▶ EXERCISE AIM
Could you write out each entry exactly as it reads?

▶ DATA TO USE
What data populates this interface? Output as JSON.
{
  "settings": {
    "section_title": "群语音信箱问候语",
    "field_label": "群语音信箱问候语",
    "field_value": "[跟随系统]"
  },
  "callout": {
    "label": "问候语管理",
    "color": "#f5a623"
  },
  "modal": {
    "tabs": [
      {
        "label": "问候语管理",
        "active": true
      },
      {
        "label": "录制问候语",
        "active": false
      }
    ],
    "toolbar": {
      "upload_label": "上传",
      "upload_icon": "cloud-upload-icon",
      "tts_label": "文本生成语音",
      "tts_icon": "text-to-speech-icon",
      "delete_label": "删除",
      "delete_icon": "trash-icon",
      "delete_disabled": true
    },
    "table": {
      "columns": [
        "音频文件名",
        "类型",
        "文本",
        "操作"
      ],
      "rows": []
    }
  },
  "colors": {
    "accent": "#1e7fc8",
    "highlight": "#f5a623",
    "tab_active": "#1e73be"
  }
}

▶ OUTPUT
What data populates this interface? Output as JSON.
{
  "settings": {
    "section_title": "群语音信箱问候语",
    "field_label": "群语音信箱问候语",
    "field_value": "[跟随系统]"
  },
  "callout": {
    "label": "问候语管理",
    "color": "#f5a623"
  },
  "modal": {
    "tabs": [
      {
        "label": "问候语管理",
        "active": true
      },
      {
        "label": "录制问候语",
        "active": false
      }
    ],
    "toolbar": {
      "upload_label": "上传",
      "upload_icon": "cloud-upload-icon",
      "tts_label": "文本生成语音",
      "tts_icon": "text-to-speech-icon",
      "delete_label": "删除",
      "delete_icon": "trash-icon",
      "delete_disabled": true
    },
    "table": {
      "columns": [
        "音频文件名",
        "类型",
        "文本",
        "操作"
      ],
      "rows": []
    }
  },
  "colors": {
    "accent": "#1e7fc8",
    "highlight": "#f5a623",
    "tab_active": "#1e73be"
  }
}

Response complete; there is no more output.